    • Adiposity, Physical Function, and Their Associations With Insulin Resistance, Inflammation, and Adipokines in CKD

      Navaneethan, Sankar D; Kirwan, John P; Remer, Erick M; Schneider, Erika; Addeman, Bryan; Arrigain, Susana; Horwitz, Ed; Fink, Jeffrey C; Lash, James P; McKenzie, Charles A; et al. (Elsevier Ltd., 2020-08-13)
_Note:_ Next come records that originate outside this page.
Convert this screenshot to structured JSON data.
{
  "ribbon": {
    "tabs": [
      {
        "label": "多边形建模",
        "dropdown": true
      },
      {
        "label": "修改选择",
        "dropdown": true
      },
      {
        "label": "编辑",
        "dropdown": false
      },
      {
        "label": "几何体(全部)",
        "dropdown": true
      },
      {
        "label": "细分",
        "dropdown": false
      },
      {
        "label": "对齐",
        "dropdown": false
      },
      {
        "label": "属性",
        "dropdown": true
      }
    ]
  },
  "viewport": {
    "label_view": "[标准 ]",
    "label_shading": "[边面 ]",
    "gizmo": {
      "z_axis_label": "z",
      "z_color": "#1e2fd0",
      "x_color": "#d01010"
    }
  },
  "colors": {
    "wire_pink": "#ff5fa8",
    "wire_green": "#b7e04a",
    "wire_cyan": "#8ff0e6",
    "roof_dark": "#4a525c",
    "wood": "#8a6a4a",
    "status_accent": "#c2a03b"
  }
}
      Mean age of the study population was 64.3 years; 41% were women, and mean estimated glomerular filtration rate was 53.2±14.6 (SD) mL/min/1.73m2. More than 85% were overweight or obese, and 40% had diabetes. Higher VAT volume, SAT volume, and liver proton density fat fraction were associated with lower levels of total and high-molecular-weight adiponectin, higher levels of leptin and insulin resistance, and lower high-density lipoprotein cholesterol and higher serum triglyceride levels. A slower 400-m walk time was associated only with higher levels of leptin, total adiponectin, plasma IL-6, and TNFR1 and did not modify the associations between fat measures and cardiometabolic risk factors.